Stored items from a collection:

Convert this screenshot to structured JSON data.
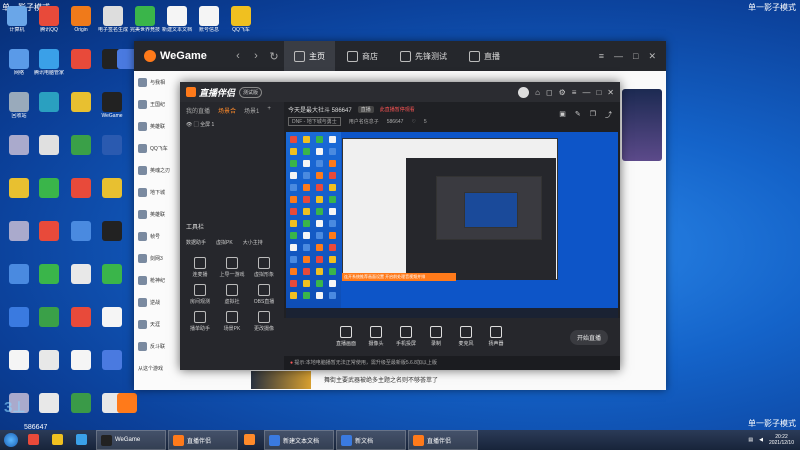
{
  "corner_left": "单一影子模式",
  "corner_right": "单一影子模式",
  "corner_right_bottom": "单一影子模式",
  "watermark_number": "586647",
  "desktop": {
    "icons": [
      {
        "label": "计算机",
        "color": "#6aa6e8"
      },
      {
        "label": "腾讯QQ",
        "color": "#e84a3a"
      },
      {
        "label": "Origin",
        "color": "#f07a1a"
      },
      {
        "label": "电子签名生成器",
        "color": "#ddd"
      },
      {
        "label": "完美世界竞技",
        "color": "#3ab54a"
      },
      {
        "label": "新建文本文档",
        "color": "#f5f5f5"
      },
      {
        "label": "账号信息",
        "color": "#f5f5f5"
      },
      {
        "label": "QQ飞车",
        "color": "#f0c020"
      },
      {
        "label": "网络",
        "color": "#5a9ae8"
      },
      {
        "label": "腾讯电脑管家",
        "color": "#3aa0e8"
      },
      {
        "label": "",
        "color": "#e84a3a"
      },
      {
        "label": "",
        "color": "#222"
      },
      {
        "label": "",
        "color": "#4a7ae0"
      },
      {
        "label": "",
        "color": "#ff7a1a"
      },
      {
        "label": "回收站",
        "color": "#9ab"
      },
      {
        "label": "",
        "color": "#2aa0c0"
      },
      {
        "label": "",
        "color": "#e8c030"
      },
      {
        "label": "WeGame",
        "color": "#222"
      },
      {
        "label": "",
        "color": "#aac"
      },
      {
        "label": "",
        "color": "#e0e0e0"
      },
      {
        "label": "",
        "color": "#3aa048"
      },
      {
        "label": "",
        "color": "#2a5ab0"
      },
      {
        "label": "",
        "color": "#e8c030"
      },
      {
        "label": "",
        "color": "#3ab54a"
      },
      {
        "label": "",
        "color": "#e84a3a"
      },
      {
        "label": "",
        "color": "#e8c030"
      },
      {
        "label": "",
        "color": "#aac"
      },
      {
        "label": "",
        "color": "#e84a3a"
      },
      {
        "label": "",
        "color": "#4a8ae0"
      },
      {
        "label": "",
        "color": "#222"
      },
      {
        "label": "",
        "color": "#4a8ae0"
      },
      {
        "label": "",
        "color": "#3ab54a"
      },
      {
        "label": "",
        "color": "#e8e8e8"
      },
      {
        "label": "",
        "color": "#3ab54a"
      },
      {
        "label": "",
        "color": "#3a7ae0"
      },
      {
        "label": "",
        "color": "#3aa048"
      },
      {
        "label": "",
        "color": "#e84a3a"
      },
      {
        "label": "",
        "color": "#f5f5f5"
      },
      {
        "label": "",
        "color": "#f5f5f5"
      },
      {
        "label": "",
        "color": "#e8e8e8"
      },
      {
        "label": "",
        "color": "#f5f5f5"
      },
      {
        "label": "",
        "color": "#4a7ae0"
      },
      {
        "label": "",
        "color": "#aac"
      },
      {
        "label": "",
        "color": "#e8e8e8"
      },
      {
        "label": "",
        "color": "#3a9a48"
      },
      {
        "label": "",
        "color": "#e8e8e8"
      },
      {
        "label": "",
        "color": "#ff7a1a"
      }
    ]
  },
  "wegame": {
    "logo": "WeGame",
    "tabs": [
      {
        "label": "主页",
        "active": true
      },
      {
        "label": "商店",
        "active": false
      },
      {
        "label": "先锋测试",
        "active": false
      },
      {
        "label": "直播",
        "active": false
      }
    ],
    "sidebar": [
      "与我相",
      "王国纪",
      "英雄联",
      "QQ飞车",
      "英魂之刃",
      "地下城",
      "英雄联",
      "帧号",
      "剑网3",
      "枪神纪",
      "逆战",
      "天涯",
      "反斗联"
    ],
    "banner_text": "舞街主要武器被绝多主题之名则不够荟萃了",
    "bottom_label": "从这个游戏"
  },
  "live": {
    "brand": "直播伴侣",
    "version": "测试版",
    "left_tabs": [
      "我的直播",
      "场景合",
      "场景1"
    ],
    "scene": "全屏 1",
    "tools_title": "工具栏",
    "tool_row1": [
      "数据助手",
      "虚拟PK",
      "大小主持"
    ],
    "tools": [
      "连麦播",
      "上导一游戏",
      "虚拟形象",
      "房间观测",
      "虚拟社",
      "OBS直播",
      "播单助手",
      "场景PK",
      "更改摄像"
    ],
    "room_title": "今天是最大社斗 586647",
    "room_tag": "直播",
    "room_warn": "此直播暂停观看",
    "meta_category": "DNF - 地下城与勇士",
    "meta_user": "用户名信息子",
    "meta_id": "586647",
    "meta_count": "5",
    "bottom_buttons": [
      "直播画面",
      "摄像头",
      "手机投屏",
      "录制",
      "麦克风",
      "扬声器"
    ],
    "live_button": "开始直播",
    "status_text": "提示:本地电脑播暂无法正常使用，需升级至最新版5.6.8加以上版",
    "preview_tip": "连开系统推荐画面设置    开启前处理音视频并排"
  },
  "taskbar": {
    "items": [
      {
        "label": "",
        "color": "#e84a3a"
      },
      {
        "label": "",
        "color": "#f0c020"
      },
      {
        "label": "",
        "color": "#3aa0e8"
      },
      {
        "label": "WeGame",
        "color": "#222"
      },
      {
        "label": "直播伴侣",
        "color": "#ff7a1a"
      },
      {
        "label": "",
        "color": "#ff8a2a"
      },
      {
        "label": "新建文本文档",
        "color": "#3a7ae0"
      },
      {
        "label": "新文档",
        "color": "#3a7ae0"
      },
      {
        "label": "直播伴侣",
        "color": "#ff7a1a"
      }
    ],
    "clock_time": "20:22",
    "clock_date": "2021/12/10"
  }
}
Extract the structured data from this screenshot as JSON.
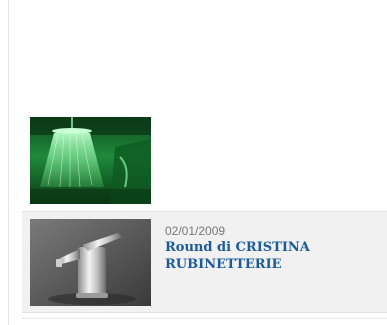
{
  "items": [
    {
      "image": "shower-head-green-image"
    },
    {
      "image": "faucet-image",
      "date": "02/01/2009",
      "title": "Round di CRISTINA RUBINETTERIE"
    }
  ],
  "colors": {
    "title_link": "#1a5aa0",
    "date_text": "#777777",
    "highlight_bg": "#f1f1f1"
  }
}
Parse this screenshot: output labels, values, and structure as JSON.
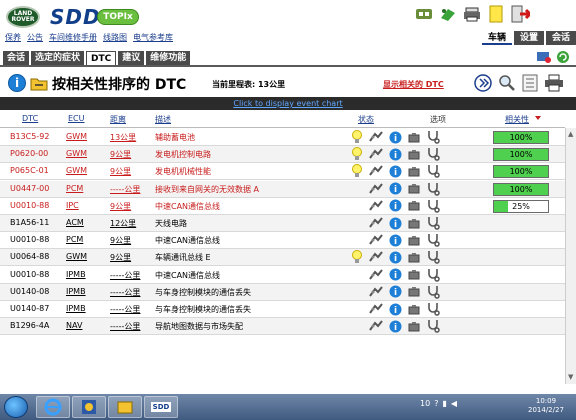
{
  "header": {
    "brand_badge": "LAND ROVER",
    "app_name": "SDD",
    "topix_label": "TOPIx",
    "links": [
      "保养",
      "公告",
      "车间维修手册",
      "线路图",
      "电气参考库"
    ],
    "right_tabs": [
      "车辆",
      "设置",
      "会话"
    ]
  },
  "section_tabs": [
    "会话",
    "选定的症状",
    "DTC",
    "建议",
    "维修功能"
  ],
  "titlebar": {
    "title": "按相关性排序的 DTC",
    "mileage": "当前里程表: 13公里",
    "show_related": "显示相关的 DTC",
    "info_letter": "i"
  },
  "event_chart_link": "Click to display event chart",
  "table": {
    "headers": {
      "dtc": "DTC",
      "ecu": "ECU",
      "distance": "距离",
      "description": "描述",
      "status": "状态",
      "options": "选项",
      "relevance": "相关性"
    },
    "rows": [
      {
        "dtc": "B13C5-92",
        "ecu": "GWM",
        "distance": "13公里",
        "description": "辅助蓄电池",
        "relevance_label": "100%",
        "relevance": 100,
        "highlight": true,
        "bulb": true
      },
      {
        "dtc": "P0620-00",
        "ecu": "GWM",
        "distance": "9公里",
        "description": "发电机控制电路",
        "relevance_label": "100%",
        "relevance": 100,
        "highlight": true,
        "bulb": true
      },
      {
        "dtc": "P065C-01",
        "ecu": "GWM",
        "distance": "9公里",
        "description": "发电机机械性能",
        "relevance_label": "100%",
        "relevance": 100,
        "highlight": true,
        "bulb": true
      },
      {
        "dtc": "U0447-00",
        "ecu": "PCM",
        "distance": "-----公里",
        "description": "接收到来自网关的无效数据 A",
        "relevance_label": "100%",
        "relevance": 100,
        "highlight": true,
        "bulb": false
      },
      {
        "dtc": "U0010-88",
        "ecu": "IPC",
        "distance": "9公里",
        "description": "中速CAN通信总线",
        "relevance_label": "25%",
        "relevance": 25,
        "highlight": true,
        "bulb": false
      },
      {
        "dtc": "B1A56-11",
        "ecu": "ACM",
        "distance": "12公里",
        "description": "天线电路",
        "relevance_label": "",
        "relevance": null,
        "highlight": false,
        "bulb": false
      },
      {
        "dtc": "U0010-88",
        "ecu": "PCM",
        "distance": "9公里",
        "description": "中速CAN通信总线",
        "relevance_label": "",
        "relevance": null,
        "highlight": false,
        "bulb": false
      },
      {
        "dtc": "U0064-88",
        "ecu": "GWM",
        "distance": "9公里",
        "description": "车辆通讯总线 E",
        "relevance_label": "",
        "relevance": null,
        "highlight": false,
        "bulb": true
      },
      {
        "dtc": "U0010-88",
        "ecu": "IPMB",
        "distance": "-----公里",
        "description": "中速CAN通信总线",
        "relevance_label": "",
        "relevance": null,
        "highlight": false,
        "bulb": false
      },
      {
        "dtc": "U0140-08",
        "ecu": "IPMB",
        "distance": "-----公里",
        "description": "与车身控制模块的通信丢失",
        "relevance_label": "",
        "relevance": null,
        "highlight": false,
        "bulb": false
      },
      {
        "dtc": "U0140-87",
        "ecu": "IPMB",
        "distance": "-----公里",
        "description": "与车身控制模块的通信丢失",
        "relevance_label": "",
        "relevance": null,
        "highlight": false,
        "bulb": false
      },
      {
        "dtc": "B1296-4A",
        "ecu": "NAV",
        "distance": "-----公里",
        "description": "导航地图数据与市场失配",
        "relevance_label": "",
        "relevance": null,
        "highlight": false,
        "bulb": false
      }
    ]
  },
  "taskbar": {
    "sdd_label": "SDD",
    "tray_label": "10",
    "time": "10:09",
    "date": "2014/2/27"
  },
  "colors": {
    "highlight_text": "#c81c1c",
    "relevance_fill": "#4fd04f",
    "info_blue": "#1d7fd6",
    "header_dark": "#4a4a4a"
  }
}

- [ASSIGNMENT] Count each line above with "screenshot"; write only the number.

- [RESPONSE AREA] 3